Charles James Fox sculpture, Chertsey / Polaroid SX-70 Sonar / Polaroid Originals SX-70 Color Film

Charles James Fox


Prior to this pandemic, thanks to Brexit and the ensuing culture war, Britain has been engulfed in political turmoil for three years. Each day seemed to bring a new political calamity, which was then promptly forgotten when the next one happened 24 hours later. Weeks felt like months, months felt like years. I really regret not keeping a simple note of events as they happened, just so I could look back and try and make some sense of it all.

So during this period I’ve decided to sum up the weekly events that have struck me the most, from the deadly serious to the absurdly ridiculous. If my tone seems flippant at times…well, we all have our own way of getting through this horror.

See all previous updates here

This week in The Coronapocalypse:

  • Restaurants and churches reopen in Italy
  • Loss of taste / smell added to official list of Covid-19 symptoms
  • Donald Trump wins this week’s WTF Award (again) by saying he’s taking Hydroxychloroquine (‘at best ineffective, at worst deadly’) to own the Libs
  • Number of people claiming unemployment benefits in the UK surged in April by about 856,000
  • Huge row ensues over Government plan to reopen schools on 01 June for some pupils
  • Rolls-Royce to cut 9,000 jobs
  • Global death toll accelerating
  • NHS chiefs warn ‘time is running out’ to launch track-and-trace system to avoid a second deadly wave
  • Major study shows less than half of 19 to 30 year-olds ‘strictly’ abiding by Britain’s lockdown rules
  • 25% of Americans have little or no interest in taking a coronavirus vaccine, according to Reuters/Ipsos poll, with 36% less willing to take vaccine if Donald Trump said it was safe
  • All people arriving in UK from 8 June must quarantine for 14 days
  • Tests now available to anyone with symptoms
  • South Korean football team fined for placing sex dolls in its stands to add atmosphere during closed match.
  • Chief Government advisor and architect of UK lockdown policy Dominic Cummings under fire for breaking lockdown policy whilst having Covid-19 symptoms *sigh*
  • Poll shows more Brits would prefer pubs to reopen rather than schools
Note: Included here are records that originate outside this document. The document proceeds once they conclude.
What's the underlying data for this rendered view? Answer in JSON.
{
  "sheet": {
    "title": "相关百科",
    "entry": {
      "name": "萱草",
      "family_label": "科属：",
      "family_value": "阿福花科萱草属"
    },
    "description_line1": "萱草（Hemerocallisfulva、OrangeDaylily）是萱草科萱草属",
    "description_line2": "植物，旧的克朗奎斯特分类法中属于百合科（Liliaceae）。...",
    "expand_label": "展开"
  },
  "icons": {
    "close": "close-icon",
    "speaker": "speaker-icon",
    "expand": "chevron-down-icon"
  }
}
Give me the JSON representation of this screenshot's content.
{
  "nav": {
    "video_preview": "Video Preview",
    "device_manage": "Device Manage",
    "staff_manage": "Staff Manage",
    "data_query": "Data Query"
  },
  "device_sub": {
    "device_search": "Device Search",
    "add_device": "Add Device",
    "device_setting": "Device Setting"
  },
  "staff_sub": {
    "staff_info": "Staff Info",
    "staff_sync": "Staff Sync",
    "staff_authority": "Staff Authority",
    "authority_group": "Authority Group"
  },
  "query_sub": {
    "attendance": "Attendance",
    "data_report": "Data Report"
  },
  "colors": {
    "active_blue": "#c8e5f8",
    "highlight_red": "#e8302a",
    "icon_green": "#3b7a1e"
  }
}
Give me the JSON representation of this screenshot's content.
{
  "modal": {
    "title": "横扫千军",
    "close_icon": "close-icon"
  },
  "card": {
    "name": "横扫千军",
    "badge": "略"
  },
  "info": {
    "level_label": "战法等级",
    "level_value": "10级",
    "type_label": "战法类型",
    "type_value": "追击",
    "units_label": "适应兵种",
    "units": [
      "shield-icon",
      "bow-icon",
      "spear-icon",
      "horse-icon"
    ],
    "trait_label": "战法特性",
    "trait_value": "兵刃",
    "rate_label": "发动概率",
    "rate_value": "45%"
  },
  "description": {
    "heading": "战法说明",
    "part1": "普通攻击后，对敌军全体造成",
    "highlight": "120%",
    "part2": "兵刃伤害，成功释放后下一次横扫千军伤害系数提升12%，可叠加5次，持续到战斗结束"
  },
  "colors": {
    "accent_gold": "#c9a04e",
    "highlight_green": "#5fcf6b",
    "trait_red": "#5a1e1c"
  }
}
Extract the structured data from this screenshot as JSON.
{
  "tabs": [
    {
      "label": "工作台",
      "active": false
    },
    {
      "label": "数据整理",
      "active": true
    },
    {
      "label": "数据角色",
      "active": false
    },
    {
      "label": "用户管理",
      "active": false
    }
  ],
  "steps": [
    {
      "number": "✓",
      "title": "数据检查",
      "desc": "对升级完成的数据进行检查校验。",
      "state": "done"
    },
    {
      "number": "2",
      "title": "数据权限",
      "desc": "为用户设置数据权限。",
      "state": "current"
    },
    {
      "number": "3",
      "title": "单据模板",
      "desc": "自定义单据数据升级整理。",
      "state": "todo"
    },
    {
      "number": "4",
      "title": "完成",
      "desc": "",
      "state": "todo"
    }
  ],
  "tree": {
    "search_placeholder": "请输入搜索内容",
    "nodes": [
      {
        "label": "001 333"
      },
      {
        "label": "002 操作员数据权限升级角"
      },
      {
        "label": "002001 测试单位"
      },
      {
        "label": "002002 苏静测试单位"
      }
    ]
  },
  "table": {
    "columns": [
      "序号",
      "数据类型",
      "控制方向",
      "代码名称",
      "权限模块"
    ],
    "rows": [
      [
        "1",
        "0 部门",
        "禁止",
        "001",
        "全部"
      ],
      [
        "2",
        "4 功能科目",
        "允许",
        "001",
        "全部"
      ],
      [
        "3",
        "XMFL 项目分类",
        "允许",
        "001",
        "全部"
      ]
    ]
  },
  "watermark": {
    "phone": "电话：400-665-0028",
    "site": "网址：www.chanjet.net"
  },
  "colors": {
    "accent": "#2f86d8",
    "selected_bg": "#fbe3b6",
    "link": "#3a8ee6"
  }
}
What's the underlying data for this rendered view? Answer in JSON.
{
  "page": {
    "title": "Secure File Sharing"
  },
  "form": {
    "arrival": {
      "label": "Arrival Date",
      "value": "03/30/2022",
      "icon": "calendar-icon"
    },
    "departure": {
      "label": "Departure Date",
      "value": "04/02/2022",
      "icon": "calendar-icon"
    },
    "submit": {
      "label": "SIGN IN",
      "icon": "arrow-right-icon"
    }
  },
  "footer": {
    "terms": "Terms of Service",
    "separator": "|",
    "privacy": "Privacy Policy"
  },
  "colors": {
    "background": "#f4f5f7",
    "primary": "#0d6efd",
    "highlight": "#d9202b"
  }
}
Worldwide cases: 5,407,378 (previous week 4,722,233)
Worldwide deaths: 344,019(previous week 313,266 )
UK cases: 257,154 (previous week 240,161)
UK deaths: 36,675 (previous week 34,466)

source